Exercise prompt: The answer must consist of every line from the entries that holds the word "number".
________________
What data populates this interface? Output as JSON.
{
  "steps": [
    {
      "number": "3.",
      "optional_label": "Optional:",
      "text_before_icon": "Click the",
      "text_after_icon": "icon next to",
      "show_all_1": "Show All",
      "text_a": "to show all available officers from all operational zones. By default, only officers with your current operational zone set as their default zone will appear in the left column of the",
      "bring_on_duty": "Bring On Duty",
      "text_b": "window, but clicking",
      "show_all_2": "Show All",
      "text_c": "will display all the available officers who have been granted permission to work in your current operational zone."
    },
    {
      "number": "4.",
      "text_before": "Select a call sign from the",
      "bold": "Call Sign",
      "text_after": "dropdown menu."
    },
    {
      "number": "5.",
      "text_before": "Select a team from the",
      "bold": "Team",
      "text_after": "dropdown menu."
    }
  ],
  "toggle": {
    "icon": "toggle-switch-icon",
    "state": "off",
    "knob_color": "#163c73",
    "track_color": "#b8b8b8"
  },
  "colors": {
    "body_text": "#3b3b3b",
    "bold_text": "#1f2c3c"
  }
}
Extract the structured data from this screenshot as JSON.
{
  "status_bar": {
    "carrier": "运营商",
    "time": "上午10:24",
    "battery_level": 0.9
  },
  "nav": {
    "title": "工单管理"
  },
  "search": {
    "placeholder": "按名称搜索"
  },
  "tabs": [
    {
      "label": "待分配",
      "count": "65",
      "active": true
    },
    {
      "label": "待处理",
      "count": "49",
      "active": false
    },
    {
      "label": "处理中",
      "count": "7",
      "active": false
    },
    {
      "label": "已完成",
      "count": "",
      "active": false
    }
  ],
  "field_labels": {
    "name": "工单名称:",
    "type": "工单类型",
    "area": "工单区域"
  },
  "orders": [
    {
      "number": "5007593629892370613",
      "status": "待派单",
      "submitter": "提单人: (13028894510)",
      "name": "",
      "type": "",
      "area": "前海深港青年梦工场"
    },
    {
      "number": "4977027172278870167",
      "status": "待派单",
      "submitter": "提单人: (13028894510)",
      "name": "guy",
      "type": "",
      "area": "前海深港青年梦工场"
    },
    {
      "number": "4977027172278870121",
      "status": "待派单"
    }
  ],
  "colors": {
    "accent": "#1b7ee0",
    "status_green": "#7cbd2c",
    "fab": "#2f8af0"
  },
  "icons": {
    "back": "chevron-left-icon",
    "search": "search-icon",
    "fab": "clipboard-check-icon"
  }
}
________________
Response to the exercise:
      "number": "3.",
      "number": "4.",
      "number": "5.",
      "number": "5007593629892370613",
      "number": "4977027172278870167",
      "number": "4977027172278870121",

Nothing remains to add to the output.